[Dataset rows for apps and sites]
↓

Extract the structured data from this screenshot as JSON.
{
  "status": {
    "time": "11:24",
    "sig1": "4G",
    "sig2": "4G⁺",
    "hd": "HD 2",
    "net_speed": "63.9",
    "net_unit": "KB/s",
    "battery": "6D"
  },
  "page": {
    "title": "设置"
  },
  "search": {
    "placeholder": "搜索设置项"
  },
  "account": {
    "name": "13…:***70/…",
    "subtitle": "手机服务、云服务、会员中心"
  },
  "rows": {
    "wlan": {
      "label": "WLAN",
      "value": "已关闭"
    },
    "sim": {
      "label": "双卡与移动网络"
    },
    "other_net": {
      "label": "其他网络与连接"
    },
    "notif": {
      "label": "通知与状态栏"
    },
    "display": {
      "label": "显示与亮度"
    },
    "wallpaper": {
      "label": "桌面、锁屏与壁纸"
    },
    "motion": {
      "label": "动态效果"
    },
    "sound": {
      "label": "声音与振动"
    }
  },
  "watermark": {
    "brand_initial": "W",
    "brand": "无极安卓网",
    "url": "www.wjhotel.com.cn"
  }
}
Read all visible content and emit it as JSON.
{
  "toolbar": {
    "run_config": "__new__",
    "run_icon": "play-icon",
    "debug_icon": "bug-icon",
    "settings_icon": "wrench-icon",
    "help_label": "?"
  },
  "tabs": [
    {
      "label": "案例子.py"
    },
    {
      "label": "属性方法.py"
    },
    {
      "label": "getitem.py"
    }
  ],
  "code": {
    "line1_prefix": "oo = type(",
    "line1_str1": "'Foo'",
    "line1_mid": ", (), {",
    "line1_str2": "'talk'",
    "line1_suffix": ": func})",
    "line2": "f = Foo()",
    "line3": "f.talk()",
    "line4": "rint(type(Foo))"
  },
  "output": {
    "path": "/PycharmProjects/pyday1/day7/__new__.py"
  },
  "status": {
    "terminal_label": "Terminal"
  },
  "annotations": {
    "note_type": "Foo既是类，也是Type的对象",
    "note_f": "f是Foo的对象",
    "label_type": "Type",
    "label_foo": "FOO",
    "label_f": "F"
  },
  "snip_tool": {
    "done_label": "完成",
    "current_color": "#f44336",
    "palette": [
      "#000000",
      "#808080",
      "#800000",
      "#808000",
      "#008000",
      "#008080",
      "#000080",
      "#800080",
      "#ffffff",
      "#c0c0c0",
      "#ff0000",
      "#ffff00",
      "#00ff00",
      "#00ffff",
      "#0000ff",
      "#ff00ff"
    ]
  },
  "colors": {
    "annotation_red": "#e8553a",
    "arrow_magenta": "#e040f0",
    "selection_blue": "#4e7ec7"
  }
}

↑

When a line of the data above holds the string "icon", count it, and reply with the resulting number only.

**The completed task:** 3